A meeting of the Security Council of Japan approved the decision out of concern that debris from the missile - which Pyongyang claims is a launch vehicle for a satellite - could land on northern Japan, report The Telegraph.
"I issued the necessary order to the Self-Defence Forces ... to prepare for an event in which a North Korean projectile falls onto our country in an accident," the paper quoted Defence Minister Yasukazu Hamada, as saying.
"It is important to deal with and eliminate the North Korean projectile should it threaten the safety and security of the people by entering our airspace or falling into our waters or soil," he added.
As a precaution, Patriot surface-to-air missiles are being deployed in coastal regions of Akita and Iwate prefectures, north of Tokyo, while two Maritime Self-Defence Force destroyers are expected to put to sea from the naval base at Sasebo, near Nagasaki, in the near future and take up station in the Sea of Japan.
North Korea has stated that it has the right to launch the experimental communications satellite and that it will consider any attempt to intercept the rocket as a hostile act.
It has also threatened to withdraw from the six-party talks on eliminating nuclear weapons from the Korean peninsula and, on Thursday, warned that it is considering resuming its atomic weapons programme.

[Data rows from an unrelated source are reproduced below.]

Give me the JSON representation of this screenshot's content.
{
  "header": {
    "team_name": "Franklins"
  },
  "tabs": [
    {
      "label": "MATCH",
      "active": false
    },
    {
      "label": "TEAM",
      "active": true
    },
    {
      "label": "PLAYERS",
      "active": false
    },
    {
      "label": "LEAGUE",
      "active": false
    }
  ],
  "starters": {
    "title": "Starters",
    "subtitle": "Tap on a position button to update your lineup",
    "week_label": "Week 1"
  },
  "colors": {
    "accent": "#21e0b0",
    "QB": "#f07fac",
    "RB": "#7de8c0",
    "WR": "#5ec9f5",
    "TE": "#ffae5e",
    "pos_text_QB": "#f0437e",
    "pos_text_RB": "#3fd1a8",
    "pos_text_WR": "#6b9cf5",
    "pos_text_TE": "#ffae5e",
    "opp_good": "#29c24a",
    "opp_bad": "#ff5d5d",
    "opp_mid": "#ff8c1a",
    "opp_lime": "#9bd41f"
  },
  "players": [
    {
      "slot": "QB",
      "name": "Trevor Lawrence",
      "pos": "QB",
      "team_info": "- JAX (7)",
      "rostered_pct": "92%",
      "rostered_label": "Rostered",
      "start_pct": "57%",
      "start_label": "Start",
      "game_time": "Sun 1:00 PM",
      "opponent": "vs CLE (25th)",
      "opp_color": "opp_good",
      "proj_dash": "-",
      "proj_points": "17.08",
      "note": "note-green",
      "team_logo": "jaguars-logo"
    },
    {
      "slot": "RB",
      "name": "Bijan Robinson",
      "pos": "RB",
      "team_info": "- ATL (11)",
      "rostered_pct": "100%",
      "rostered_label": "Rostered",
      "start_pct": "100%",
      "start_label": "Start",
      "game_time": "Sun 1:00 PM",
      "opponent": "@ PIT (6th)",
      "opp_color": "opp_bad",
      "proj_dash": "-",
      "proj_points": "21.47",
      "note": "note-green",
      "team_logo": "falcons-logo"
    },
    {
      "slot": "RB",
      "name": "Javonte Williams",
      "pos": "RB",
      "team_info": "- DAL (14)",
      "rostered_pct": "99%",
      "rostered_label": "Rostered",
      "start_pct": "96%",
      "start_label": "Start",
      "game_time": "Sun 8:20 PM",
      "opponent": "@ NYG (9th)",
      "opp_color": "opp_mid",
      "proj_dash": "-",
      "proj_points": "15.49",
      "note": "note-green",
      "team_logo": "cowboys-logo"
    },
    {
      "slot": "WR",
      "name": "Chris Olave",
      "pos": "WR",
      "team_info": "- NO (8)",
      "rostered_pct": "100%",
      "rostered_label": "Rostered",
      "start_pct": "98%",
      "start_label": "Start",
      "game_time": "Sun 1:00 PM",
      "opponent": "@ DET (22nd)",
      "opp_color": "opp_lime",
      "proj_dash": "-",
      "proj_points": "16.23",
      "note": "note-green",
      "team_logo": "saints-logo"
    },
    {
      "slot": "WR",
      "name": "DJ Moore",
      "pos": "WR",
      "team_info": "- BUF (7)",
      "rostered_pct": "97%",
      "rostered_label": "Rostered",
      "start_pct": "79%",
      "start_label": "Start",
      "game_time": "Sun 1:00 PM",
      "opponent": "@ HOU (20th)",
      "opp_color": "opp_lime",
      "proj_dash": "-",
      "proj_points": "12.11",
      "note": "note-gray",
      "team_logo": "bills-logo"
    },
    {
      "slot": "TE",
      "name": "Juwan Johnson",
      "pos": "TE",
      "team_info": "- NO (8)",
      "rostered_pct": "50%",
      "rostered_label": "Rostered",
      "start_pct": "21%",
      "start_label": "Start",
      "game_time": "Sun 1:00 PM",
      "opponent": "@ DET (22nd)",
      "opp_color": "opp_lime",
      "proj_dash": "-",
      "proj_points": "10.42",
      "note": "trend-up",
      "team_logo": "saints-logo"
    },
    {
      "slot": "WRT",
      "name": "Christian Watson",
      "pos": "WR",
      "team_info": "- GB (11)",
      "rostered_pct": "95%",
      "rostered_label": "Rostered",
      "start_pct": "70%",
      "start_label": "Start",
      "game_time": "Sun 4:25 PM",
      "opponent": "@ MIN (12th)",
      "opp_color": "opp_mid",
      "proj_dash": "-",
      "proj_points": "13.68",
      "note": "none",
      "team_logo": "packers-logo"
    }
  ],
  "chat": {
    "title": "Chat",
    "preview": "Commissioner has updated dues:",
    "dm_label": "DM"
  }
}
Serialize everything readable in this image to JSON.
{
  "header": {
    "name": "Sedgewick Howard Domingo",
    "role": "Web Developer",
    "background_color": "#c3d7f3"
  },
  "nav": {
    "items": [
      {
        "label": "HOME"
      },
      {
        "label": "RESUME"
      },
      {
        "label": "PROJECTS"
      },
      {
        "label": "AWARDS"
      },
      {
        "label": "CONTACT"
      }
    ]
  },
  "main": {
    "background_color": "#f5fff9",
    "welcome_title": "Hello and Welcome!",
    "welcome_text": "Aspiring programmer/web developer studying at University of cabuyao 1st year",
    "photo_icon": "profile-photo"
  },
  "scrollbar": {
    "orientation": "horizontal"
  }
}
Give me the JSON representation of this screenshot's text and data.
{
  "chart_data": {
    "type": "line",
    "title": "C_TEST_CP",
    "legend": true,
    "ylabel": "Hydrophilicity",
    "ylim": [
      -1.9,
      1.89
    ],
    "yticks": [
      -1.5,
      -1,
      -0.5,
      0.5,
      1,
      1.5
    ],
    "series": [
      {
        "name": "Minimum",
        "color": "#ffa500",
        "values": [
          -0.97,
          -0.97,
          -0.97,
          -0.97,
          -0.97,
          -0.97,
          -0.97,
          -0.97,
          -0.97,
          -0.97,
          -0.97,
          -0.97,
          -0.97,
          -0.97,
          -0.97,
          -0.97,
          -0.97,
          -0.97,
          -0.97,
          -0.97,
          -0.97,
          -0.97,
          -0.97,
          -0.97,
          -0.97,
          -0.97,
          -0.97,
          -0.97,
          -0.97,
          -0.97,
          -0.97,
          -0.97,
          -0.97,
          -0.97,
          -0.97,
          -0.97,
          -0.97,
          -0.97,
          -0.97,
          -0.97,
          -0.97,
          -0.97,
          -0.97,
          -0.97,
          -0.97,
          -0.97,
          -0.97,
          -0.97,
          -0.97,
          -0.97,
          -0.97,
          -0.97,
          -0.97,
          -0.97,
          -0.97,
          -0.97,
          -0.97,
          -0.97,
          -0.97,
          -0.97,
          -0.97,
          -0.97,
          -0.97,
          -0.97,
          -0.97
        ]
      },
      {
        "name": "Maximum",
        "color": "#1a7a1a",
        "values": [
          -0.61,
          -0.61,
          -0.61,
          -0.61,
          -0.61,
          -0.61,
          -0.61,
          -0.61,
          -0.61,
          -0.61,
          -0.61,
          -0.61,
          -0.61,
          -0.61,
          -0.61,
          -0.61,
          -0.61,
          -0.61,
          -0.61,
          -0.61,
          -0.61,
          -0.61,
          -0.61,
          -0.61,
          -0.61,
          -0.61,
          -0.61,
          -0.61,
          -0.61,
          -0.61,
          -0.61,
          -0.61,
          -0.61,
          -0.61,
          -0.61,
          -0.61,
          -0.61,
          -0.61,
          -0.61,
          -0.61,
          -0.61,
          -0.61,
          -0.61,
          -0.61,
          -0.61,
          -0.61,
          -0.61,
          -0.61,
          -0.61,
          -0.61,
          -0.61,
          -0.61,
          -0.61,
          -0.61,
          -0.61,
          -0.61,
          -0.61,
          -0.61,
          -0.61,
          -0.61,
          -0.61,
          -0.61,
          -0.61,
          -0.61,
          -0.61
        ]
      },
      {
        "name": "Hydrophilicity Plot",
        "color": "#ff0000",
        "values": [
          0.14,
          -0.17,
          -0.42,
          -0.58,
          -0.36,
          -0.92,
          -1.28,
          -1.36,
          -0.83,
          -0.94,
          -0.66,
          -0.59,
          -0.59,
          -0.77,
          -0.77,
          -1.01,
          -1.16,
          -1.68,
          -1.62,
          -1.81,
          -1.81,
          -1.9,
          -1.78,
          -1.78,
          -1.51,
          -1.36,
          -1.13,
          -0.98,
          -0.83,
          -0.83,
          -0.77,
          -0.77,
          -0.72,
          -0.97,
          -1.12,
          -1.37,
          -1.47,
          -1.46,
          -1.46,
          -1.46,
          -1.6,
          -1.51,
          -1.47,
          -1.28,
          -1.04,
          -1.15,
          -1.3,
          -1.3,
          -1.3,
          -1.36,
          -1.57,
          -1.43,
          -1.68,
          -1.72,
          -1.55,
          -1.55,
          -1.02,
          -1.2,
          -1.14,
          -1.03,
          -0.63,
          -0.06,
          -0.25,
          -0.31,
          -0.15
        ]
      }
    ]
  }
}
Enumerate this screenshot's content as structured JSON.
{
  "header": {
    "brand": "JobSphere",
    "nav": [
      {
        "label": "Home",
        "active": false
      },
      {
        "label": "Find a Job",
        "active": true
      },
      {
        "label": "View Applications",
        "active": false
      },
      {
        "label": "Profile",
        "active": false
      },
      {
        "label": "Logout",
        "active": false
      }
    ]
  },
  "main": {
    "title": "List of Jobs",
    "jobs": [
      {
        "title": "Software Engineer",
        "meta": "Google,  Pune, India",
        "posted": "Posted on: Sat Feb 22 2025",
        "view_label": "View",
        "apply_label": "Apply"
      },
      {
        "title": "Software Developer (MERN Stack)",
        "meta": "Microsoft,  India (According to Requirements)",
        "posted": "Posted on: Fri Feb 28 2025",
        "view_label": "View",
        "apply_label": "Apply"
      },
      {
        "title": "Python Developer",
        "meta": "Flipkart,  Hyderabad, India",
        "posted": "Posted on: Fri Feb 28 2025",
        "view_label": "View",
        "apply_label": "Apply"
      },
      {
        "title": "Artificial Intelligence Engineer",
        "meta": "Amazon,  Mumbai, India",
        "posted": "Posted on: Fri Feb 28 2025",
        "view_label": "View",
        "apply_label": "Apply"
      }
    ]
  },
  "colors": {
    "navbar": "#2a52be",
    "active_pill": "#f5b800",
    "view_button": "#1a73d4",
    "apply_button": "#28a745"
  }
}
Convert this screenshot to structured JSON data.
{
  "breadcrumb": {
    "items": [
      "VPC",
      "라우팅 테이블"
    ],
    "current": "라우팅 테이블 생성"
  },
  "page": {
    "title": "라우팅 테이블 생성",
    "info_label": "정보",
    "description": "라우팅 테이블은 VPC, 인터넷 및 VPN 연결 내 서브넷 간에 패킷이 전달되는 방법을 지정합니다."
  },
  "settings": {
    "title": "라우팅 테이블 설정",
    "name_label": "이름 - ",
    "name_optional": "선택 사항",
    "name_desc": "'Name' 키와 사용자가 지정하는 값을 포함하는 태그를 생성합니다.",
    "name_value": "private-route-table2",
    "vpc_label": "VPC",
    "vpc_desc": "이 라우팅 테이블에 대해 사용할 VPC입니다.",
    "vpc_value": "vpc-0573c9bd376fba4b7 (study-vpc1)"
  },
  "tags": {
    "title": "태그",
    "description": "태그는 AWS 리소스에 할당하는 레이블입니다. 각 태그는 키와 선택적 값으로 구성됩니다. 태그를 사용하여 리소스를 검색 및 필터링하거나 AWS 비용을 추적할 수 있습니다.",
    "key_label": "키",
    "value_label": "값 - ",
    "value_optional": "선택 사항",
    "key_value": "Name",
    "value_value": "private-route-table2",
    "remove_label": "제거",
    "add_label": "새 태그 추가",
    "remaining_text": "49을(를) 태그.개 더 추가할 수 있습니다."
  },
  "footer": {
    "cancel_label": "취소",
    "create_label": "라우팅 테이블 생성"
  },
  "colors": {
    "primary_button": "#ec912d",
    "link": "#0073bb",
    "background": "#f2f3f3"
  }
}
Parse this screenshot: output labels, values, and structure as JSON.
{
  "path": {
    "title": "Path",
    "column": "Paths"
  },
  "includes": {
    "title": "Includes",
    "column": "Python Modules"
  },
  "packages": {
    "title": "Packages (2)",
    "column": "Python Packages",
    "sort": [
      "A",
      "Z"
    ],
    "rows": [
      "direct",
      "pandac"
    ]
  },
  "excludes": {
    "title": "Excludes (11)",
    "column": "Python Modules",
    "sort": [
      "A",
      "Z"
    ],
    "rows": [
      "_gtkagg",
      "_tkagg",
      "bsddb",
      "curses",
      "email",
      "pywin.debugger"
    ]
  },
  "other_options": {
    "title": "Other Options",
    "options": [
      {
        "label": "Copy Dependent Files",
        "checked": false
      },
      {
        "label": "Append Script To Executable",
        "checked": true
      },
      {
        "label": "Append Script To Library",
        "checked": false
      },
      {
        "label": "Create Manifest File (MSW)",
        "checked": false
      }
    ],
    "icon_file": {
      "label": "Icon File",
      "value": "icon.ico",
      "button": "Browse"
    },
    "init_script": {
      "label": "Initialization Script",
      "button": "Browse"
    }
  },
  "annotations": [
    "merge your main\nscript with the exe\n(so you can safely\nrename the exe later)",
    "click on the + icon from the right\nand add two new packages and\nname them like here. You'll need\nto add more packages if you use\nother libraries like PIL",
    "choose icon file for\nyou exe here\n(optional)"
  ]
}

Pyongyang says the launch has been set for some time between April 4 and 8.